Palm oil, cocoa, beef, leather and soya will be banned from being imported into the UK if they have been produced on illegally deforested land, the UK government has announced.

The legislation is part of the Environment Act, passed two years ago, but last week’s announcement is the first time specific commodities have been named.

The ban covers businesses with a global annual turnover of over £50mn that use over 500 tonnes of regulated commodities a year.

While the new law does not include the financial sector, the Treasury must undertake a nine-month review – as stipulated in this year’s Financial Services and Markets Act – “to assess the extent to which regulation of the UK financial system is adequate for the purpose of eliminating the financing of the use of prohibited forest-risk commodities”.

The UK’s environment secretary, Steve Barclay, says the new rules show the country is “cleaning up supply chains to make sure that big businesses in the UK aren’t responsible for illegal deforestation”.

Firms that do not comply could be hit with a range of civil sanctions, including fixed monetary penalties, stop notices and enforcement undertakings.

Tony Juniper, chair of non-departmental public body Natural England, says the commitments are “welcome further steps toward UK environmental leadership, both at home and on the world stage”.

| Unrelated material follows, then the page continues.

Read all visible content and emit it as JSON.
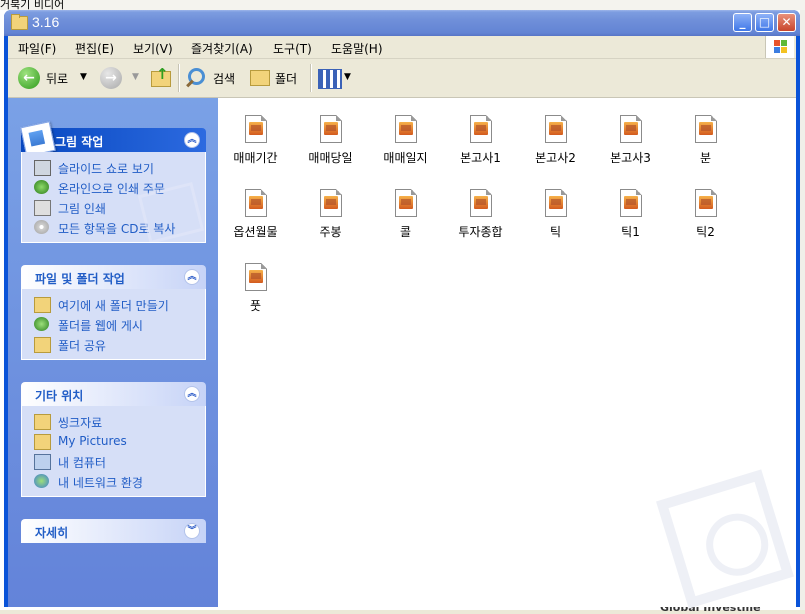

But NGO Global Witness has called attention to the omission of coffee from the list. According to research carried out with supply chain mapping initiative Trase, UK coffee imports were responsible for the loss of an area of forest equivalent to around four times the size of Glastonbury Festival between November 2021 and July 2023.

Alexandria Reid, senior global policy advisor at Global Witness, says the organisation welcomes the list of deforestation commodities, but urges it to add coffee and notes the current regulation “leaves the UK lagging far behind the EU, which earlier this year passed its own law covering all deforestation regardless of whether it is illegal in the source country”.

The EU’s regulation on deforestation-free products entered into force in June this year, giving traders 18 months to comply. Cattle, cocoa, coffee, palm oil, rubber, soya and wood are all covered.

Global Witness is now calling on the UK government to put the regulation before parliament “as soon as possible” to avoid further delays, as well as to think about expanding the law to include all deforestation.

Tanya Steele, chief executive of the WWF, adds that “illegal deforestation is only part of the picture – with wildlife numbers plummeting and wild habitats facing destruction, we must stop felling forests, full stop”.

“Forests absorb 30% of the carbon we emit from burning fossil fuels, so nature is clearly our greatest ally in tackling climate change,” says Steele.